[Start of section]

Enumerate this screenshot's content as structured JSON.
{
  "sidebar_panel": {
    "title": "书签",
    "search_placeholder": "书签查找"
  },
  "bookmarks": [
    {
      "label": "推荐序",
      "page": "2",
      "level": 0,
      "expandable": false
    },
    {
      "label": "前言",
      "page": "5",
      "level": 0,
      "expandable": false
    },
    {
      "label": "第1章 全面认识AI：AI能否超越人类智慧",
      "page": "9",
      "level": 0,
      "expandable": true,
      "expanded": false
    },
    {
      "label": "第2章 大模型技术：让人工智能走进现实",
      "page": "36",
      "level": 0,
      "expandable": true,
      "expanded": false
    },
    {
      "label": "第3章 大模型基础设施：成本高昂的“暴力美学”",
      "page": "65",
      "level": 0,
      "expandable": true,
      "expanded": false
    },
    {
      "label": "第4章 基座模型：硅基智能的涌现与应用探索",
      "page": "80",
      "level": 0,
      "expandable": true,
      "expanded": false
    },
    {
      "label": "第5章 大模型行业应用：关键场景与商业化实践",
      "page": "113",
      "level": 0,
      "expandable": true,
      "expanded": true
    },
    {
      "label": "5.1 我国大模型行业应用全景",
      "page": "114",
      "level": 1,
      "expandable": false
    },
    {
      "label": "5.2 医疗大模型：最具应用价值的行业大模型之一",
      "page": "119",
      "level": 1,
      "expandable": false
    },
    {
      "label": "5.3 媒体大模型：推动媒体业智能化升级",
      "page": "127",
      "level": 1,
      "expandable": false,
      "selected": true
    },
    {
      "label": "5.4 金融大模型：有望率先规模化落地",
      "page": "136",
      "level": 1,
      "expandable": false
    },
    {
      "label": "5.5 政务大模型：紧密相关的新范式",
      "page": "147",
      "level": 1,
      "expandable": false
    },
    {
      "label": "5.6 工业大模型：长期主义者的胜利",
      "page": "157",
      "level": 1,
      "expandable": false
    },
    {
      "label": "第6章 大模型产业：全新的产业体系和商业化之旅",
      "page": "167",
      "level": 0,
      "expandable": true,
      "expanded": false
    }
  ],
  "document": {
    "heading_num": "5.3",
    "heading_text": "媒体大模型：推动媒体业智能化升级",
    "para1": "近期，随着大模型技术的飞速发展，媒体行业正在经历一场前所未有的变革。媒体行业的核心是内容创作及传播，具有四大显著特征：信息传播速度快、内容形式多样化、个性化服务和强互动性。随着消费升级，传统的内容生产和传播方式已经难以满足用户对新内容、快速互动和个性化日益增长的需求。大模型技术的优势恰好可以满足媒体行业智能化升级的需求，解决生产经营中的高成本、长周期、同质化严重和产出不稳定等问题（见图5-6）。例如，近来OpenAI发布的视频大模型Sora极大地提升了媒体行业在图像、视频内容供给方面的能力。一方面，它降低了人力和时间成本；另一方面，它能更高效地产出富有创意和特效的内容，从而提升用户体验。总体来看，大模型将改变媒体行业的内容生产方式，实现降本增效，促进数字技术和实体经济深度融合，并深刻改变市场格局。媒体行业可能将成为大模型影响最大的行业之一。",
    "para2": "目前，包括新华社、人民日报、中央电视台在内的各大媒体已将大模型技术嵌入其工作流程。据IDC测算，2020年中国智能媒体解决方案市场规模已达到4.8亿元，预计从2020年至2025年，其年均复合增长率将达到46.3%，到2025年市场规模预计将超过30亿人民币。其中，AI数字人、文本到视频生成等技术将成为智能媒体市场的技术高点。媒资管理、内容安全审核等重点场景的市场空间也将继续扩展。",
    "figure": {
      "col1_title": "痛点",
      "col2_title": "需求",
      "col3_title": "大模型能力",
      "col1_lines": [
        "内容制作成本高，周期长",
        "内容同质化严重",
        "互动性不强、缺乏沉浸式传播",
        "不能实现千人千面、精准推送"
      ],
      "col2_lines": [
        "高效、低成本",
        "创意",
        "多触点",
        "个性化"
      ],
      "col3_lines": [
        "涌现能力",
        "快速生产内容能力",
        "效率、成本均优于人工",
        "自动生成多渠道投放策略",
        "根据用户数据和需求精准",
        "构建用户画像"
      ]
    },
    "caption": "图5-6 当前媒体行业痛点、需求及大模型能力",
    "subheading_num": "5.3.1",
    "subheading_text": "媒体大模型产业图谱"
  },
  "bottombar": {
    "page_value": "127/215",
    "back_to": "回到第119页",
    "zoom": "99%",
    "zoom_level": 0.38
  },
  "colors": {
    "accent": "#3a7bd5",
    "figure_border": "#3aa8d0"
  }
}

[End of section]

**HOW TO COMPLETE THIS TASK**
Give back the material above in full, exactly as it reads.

**RESULT OF THE TASK**
Enumerate this screenshot's content as structured JSON.
{
  "sidebar_panel": {
    "title": "书签",
    "search_placeholder": "书签查找"
  },
  "bookmarks": [
    {
      "label": "推荐序",
      "page": "2",
      "level": 0,
      "expandable": false
    },
    {
      "label": "前言",
      "page": "5",
      "level": 0,
      "expandable": false
    },
    {
      "label": "第1章 全面认识AI：AI能否超越人类智慧",
      "page": "9",
      "level": 0,
      "expandable": true,
      "expanded": false
    },
    {
      "label": "第2章 大模型技术：让人工智能走进现实",
      "page": "36",
      "level": 0,
      "expandable": true,
      "expanded": false
    },
    {
      "label": "第3章 大模型基础设施：成本高昂的“暴力美学”",
      "page": "65",
      "level": 0,
      "expandable": true,
      "expanded": false
    },
    {
      "label": "第4章 基座模型：硅基智能的涌现与应用探索",
      "page": "80",
      "level": 0,
      "expandable": true,
      "expanded": false
    },
    {
      "label": "第5章 大模型行业应用：关键场景与商业化实践",
      "page": "113",
      "level": 0,
      "expandable": true,
      "expanded": true
    },
    {
      "label": "5.1 我国大模型行业应用全景",
      "page": "114",
      "level": 1,
      "expandable": false
    },
    {
      "label": "5.2 医疗大模型：最具应用价值的行业大模型之一",
      "page": "119",
      "level": 1,
      "expandable": false
    },
    {
      "label": "5.3 媒体大模型：推动媒体业智能化升级",
      "page": "127",
      "level": 1,
      "expandable": false,
      "selected": true
    },
    {
      "label": "5.4 金融大模型：有望率先规模化落地",
      "page": "136",
      "level": 1,
      "expandable": false
    },
    {
      "label": "5.5 政务大模型：紧密相关的新范式",
      "page": "147",
      "level": 1,
      "expandable": false
    },
    {
      "label": "5.6 工业大模型：长期主义者的胜利",
      "page": "157",
      "level": 1,
      "expandable": false
    },
    {
      "label": "第6章 大模型产业：全新的产业体系和商业化之旅",
      "page": "167",
      "level": 0,
      "expandable": true,
      "expanded": false
    }
  ],
  "document": {
    "heading_num": "5.3",
    "heading_text": "媒体大模型：推动媒体业智能化升级",
    "para1": "近期，随着大模型技术的飞速发展，媒体行业正在经历一场前所未有的变革。媒体行业的核心是内容创作及传播，具有四大显著特征：信息传播速度快、内容形式多样化、个性化服务和强互动性。随着消费升级，传统的内容生产和传播方式已经难以满足用户对新内容、快速互动和个性化日益增长的需求。大模型技术的优势恰好可以满足媒体行业智能化升级的需求，解决生产经营中的高成本、长周期、同质化严重和产出不稳定等问题（见图5-6）。例如，近来OpenAI发布的视频大模型Sora极大地提升了媒体行业在图像、视频内容供给方面的能力。一方面，它降低了人力和时间成本；另一方面，它能更高效地产出富有创意和特效的内容，从而提升用户体验。总体来看，大模型将改变媒体行业的内容生产方式，实现降本增效，促进数字技术和实体经济深度融合，并深刻改变市场格局。媒体行业可能将成为大模型影响最大的行业之一。",
    "para2": "目前，包括新华社、人民日报、中央电视台在内的各大媒体已将大模型技术嵌入其工作流程。据IDC测算，2020年中国智能媒体解决方案市场规模已达到4.8亿元，预计从2020年至2025年，其年均复合增长率将达到46.3%，到2025年市场规模预计将超过30亿人民币。其中，AI数字人、文本到视频生成等技术将成为智能媒体市场的技术高点。媒资管理、内容安全审核等重点场景的市场空间也将继续扩展。",
    "figure": {
      "col1_title": "痛点",
      "col2_title": "需求",
      "col3_title": "大模型能力",
      "col1_lines": [
        "内容制作成本高，周期长",
        "内容同质化严重",
        "互动性不强、缺乏沉浸式传播",
        "不能实现千人千面、精准推送"
      ],
      "col2_lines": [
        "高效、低成本",
        "创意",
        "多触点",
        "个性化"
      ],
      "col3_lines": [
        "涌现能力",
        "快速生产内容能力",
        "效率、成本均优于人工",
        "自动生成多渠道投放策略",
        "根据用户数据和需求精准",
        "构建用户画像"
      ]
    },
    "caption": "图5-6 当前媒体行业痛点、需求及大模型能力",
    "subheading_num": "5.3.1",
    "subheading_text": "媒体大模型产业图谱"
  },
  "bottombar": {
    "page_value": "127/215",
    "back_to": "回到第119页",
    "zoom": "99%",
    "zoom_level": 0.38
  },
  "colors": {
    "accent": "#3a7bd5",
    "figure_border": "#3aa8d0"
  }
}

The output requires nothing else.